Traditional Southern Crawfish Boil
Crawfish are in season during spring; specifically in Louisiana the season for wild caught crawfish runs from mid-January through early-July. I was having a difficult time tracking down whole live crawfish on the West Coast so I did what any normal person does these days, I turned to the internet. I was able to overnight live crawfish from Louisiana to my parents’ house in New Jersey where I would be staying for the week. I got them from a website called cajuncrawfish.com, although there are several other similar sites as well. This may have you asking why I went through all this trouble just for a crawfish boil. Well, they are delicious and that’s just how I am; once I have my mind set on trying something, I’m going to do it.

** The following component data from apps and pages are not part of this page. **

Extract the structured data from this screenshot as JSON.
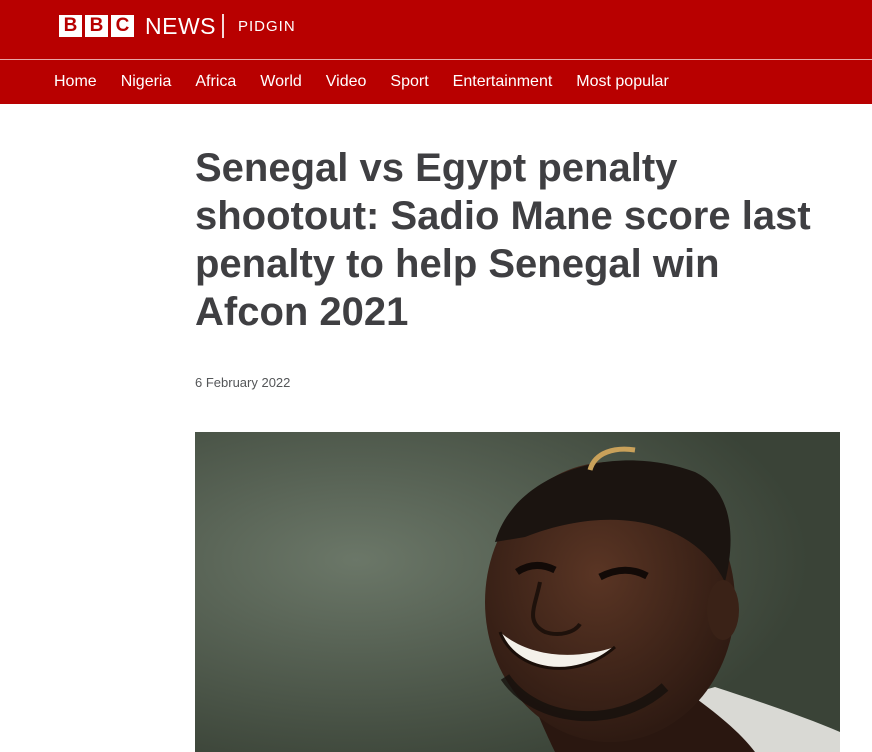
{
  "header": {
    "logo_letters": [
      "B",
      "B",
      "C"
    ],
    "brand": "NEWS",
    "service": "PIDGIN",
    "colors": {
      "brand_red": "#b80000",
      "text": "#3f3f42"
    }
  },
  "nav": {
    "items": [
      "Home",
      "Nigeria",
      "Africa",
      "World",
      "Video",
      "Sport",
      "Entertainment",
      "Most popular"
    ]
  },
  "article": {
    "headline": "Senegal vs Egypt penalty shootout: Sadio Mane score last penalty to help Senegal win Afcon 2021",
    "date": "6 February 2022",
    "image_subject": "smiling footballer photo"
  }
}
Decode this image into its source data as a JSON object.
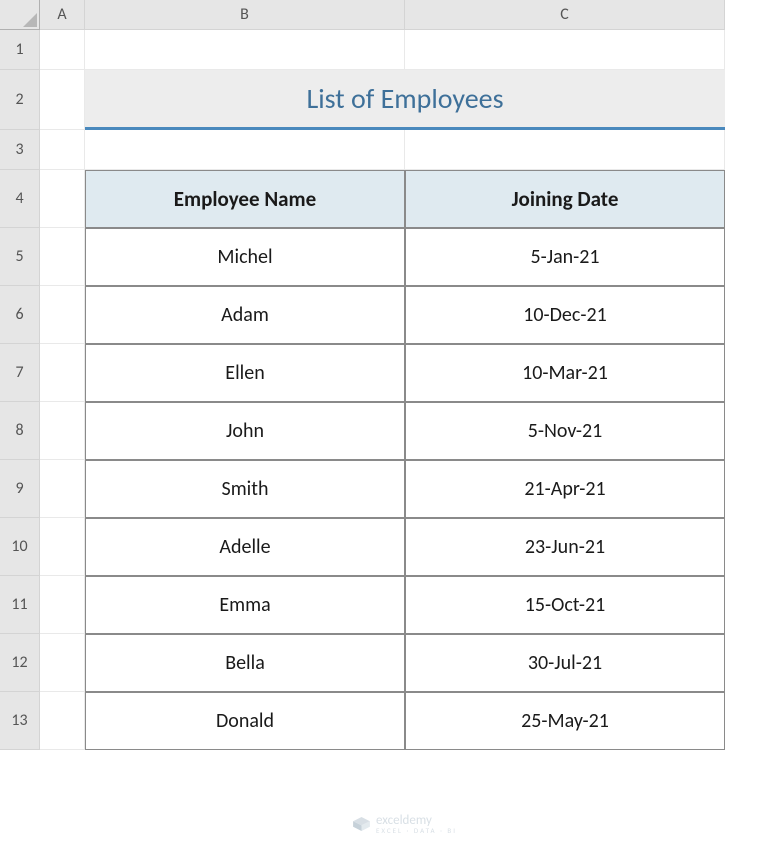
{
  "columns": [
    "",
    "A",
    "B",
    "C"
  ],
  "rows": [
    "1",
    "2",
    "3",
    "4",
    "5",
    "6",
    "7",
    "8",
    "9",
    "10",
    "11",
    "12",
    "13"
  ],
  "title": "List of Employees",
  "headers": {
    "name": "Employee Name",
    "date": "Joining Date"
  },
  "employees": [
    {
      "name": "Michel",
      "date": "5-Jan-21"
    },
    {
      "name": "Adam",
      "date": "10-Dec-21"
    },
    {
      "name": "Ellen",
      "date": "10-Mar-21"
    },
    {
      "name": "John",
      "date": "5-Nov-21"
    },
    {
      "name": "Smith",
      "date": "21-Apr-21"
    },
    {
      "name": "Adelle",
      "date": "23-Jun-21"
    },
    {
      "name": "Emma",
      "date": "15-Oct-21"
    },
    {
      "name": "Bella",
      "date": "30-Jul-21"
    },
    {
      "name": "Donald",
      "date": "25-May-21"
    }
  ],
  "watermark": {
    "brand": "exceldemy",
    "tag": "EXCEL · DATA · BI"
  }
}
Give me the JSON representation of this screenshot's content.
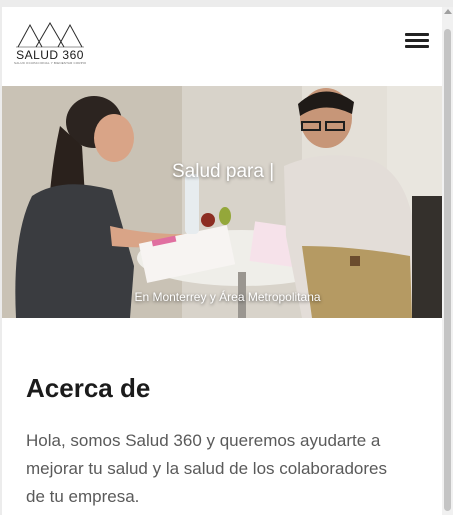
{
  "brand": {
    "name": "SALUD 360",
    "tagline": "SALUD OCUPACIONAL Y BIENESTAR CORPORATIVO"
  },
  "header": {
    "menu_icon": "hamburger-menu-icon"
  },
  "hero": {
    "title_text": "Salud para",
    "cursor": "|",
    "subtitle": "En Monterrey y Área Metropolitana"
  },
  "about": {
    "title": "Acerca de",
    "body": "Hola, somos Salud 360 y queremos ayudarte a mejorar tu salud y la salud de los colaboradores de tu empresa."
  },
  "colors": {
    "text_dark": "#1b1b1b",
    "text_body": "#5a5a5a",
    "header_bg": "#ffffff"
  }
}
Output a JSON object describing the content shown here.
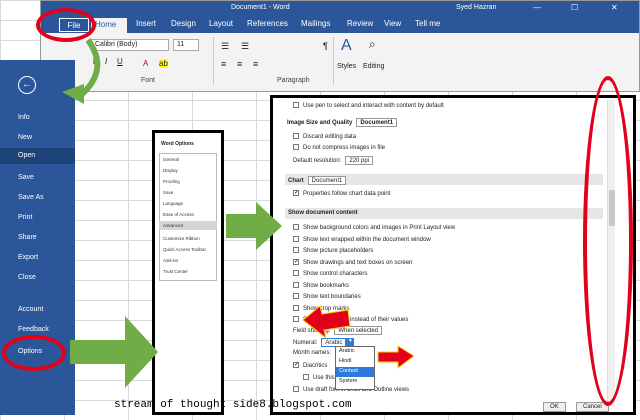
{
  "titlebar": {
    "title": "Document1 - Word",
    "user": "Syed Hazran",
    "ctrl_min": "—",
    "ctrl_max": "☐",
    "ctrl_close": "✕"
  },
  "tabs": [
    "File",
    "Home",
    "Insert",
    "Design",
    "Layout",
    "References",
    "Mailings",
    "Review",
    "View",
    "Tell me"
  ],
  "ribbon": {
    "font": "Calibri (Body)",
    "size": "11",
    "group_font": "Font",
    "group_paragraph": "Paragraph",
    "styles": "Styles",
    "editing": "Editing"
  },
  "backstage": [
    "Info",
    "New",
    "Open",
    "Save",
    "Save As",
    "Print",
    "Share",
    "Export",
    "Close",
    "Account",
    "Feedback",
    "Options"
  ],
  "options_list": {
    "title": "Word Options",
    "items": [
      "General",
      "Display",
      "Proofing",
      "Save",
      "Language",
      "Ease of Access",
      "Advanced",
      "Customize Ribbon",
      "Quick Access Toolbar",
      "Add-ins",
      "Trust Center"
    ]
  },
  "advanced": {
    "top_row": "Use pen to select and interact with content by default",
    "image_section": "Image Size and Quality",
    "image_doc": "Document1",
    "discard": "Discard editing data",
    "no_compress": "Do not compress images in file",
    "resolution_label": "Default resolution:",
    "resolution_value": "220 ppi",
    "chart_section": "Chart",
    "chart_doc": "Document1",
    "chart_prop": "Properties follow chart data point",
    "show_section": "Show document content",
    "show_items": [
      {
        "label": "Show background colors and images in Print Layout view",
        "checked": false
      },
      {
        "label": "Show text wrapped within the document window",
        "checked": false
      },
      {
        "label": "Show picture placeholders",
        "checked": false
      },
      {
        "label": "Show drawings and text boxes on screen",
        "checked": true
      },
      {
        "label": "Show control characters",
        "checked": false
      },
      {
        "label": "Show bookmarks",
        "checked": false
      },
      {
        "label": "Show text boundaries",
        "checked": false
      },
      {
        "label": "Show crop marks",
        "checked": false
      },
      {
        "label": "Show field codes instead of their values",
        "checked": false
      }
    ],
    "field_shading_label": "Field shading:",
    "field_shading_value": "When selected",
    "numeral_label": "Numeral:",
    "numeral_value": "Arabic",
    "numeral_options": [
      "Arabic",
      "Hindi",
      "Context",
      "System"
    ],
    "month_label": "Month names:",
    "diacritics": "Diacritics",
    "use_this": "Use this color",
    "draft_font": "Use draft font in Draft and Outline views",
    "ok": "OK",
    "cancel": "Cancel"
  },
  "caption": "stream of thought side8.blogspot.com",
  "colors": {
    "word_blue": "#2b579a",
    "annotation_red": "#e2001a",
    "arrow_green": "#70ad47",
    "selection_blue": "#2f7ad8"
  }
}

My brother graduated from the University of Alabama and frequented crawfish boils hosted by fraternities on their expansive lawns so he served as my authenticity guide. When deciding how much crawfish to buy, you should plan for about 3 pounds a person for an entrée and 5 pounds if your guests are really hungry. Grapefruit is added to the boil because the citrus helps to break down the shells of the crawfish and keep the meat tender.
To eat the cooked crawfish, twist and pull the tail from the head then suck the juices from the head (optional) and discard. Next, pinch the tail and bite or pull the meat from the shell. I like to rinse and set aside some of the crawfish shells to make homemade seafood stock.
2 (2-ounce) packages crawfish boil seasoning mix (I use Zatarain’s)
1 medium grapefruit, halved
2 pounds small yellow and purple new potatoes
1 medium yellow onion, quartered
6 ears of corn, husks removed and halved
15 pounds live Louisiana crawfish, cleaned
Bring an extra-large pot fitted with a basket strainer and filled about halfway with water to a rolling boil. Add the seasoning mix and stir to combine, return to a rolling boil. Squeeze the grapefruit halves into the water then add them to the pot along with the potatoes, onion, and corn. Next, gently add the crawfish and cover the pot. Depending on the size of the pot, this may have to be done in batches.
Cook for 5 minutes then remove the pot from the heat and let sit for 15 minutes so the crawfish absorb the flavor of the spices. Lift the strainer and pour the cooked crawfish out on a newspaper-lined table outside.
Serves 4 to 5.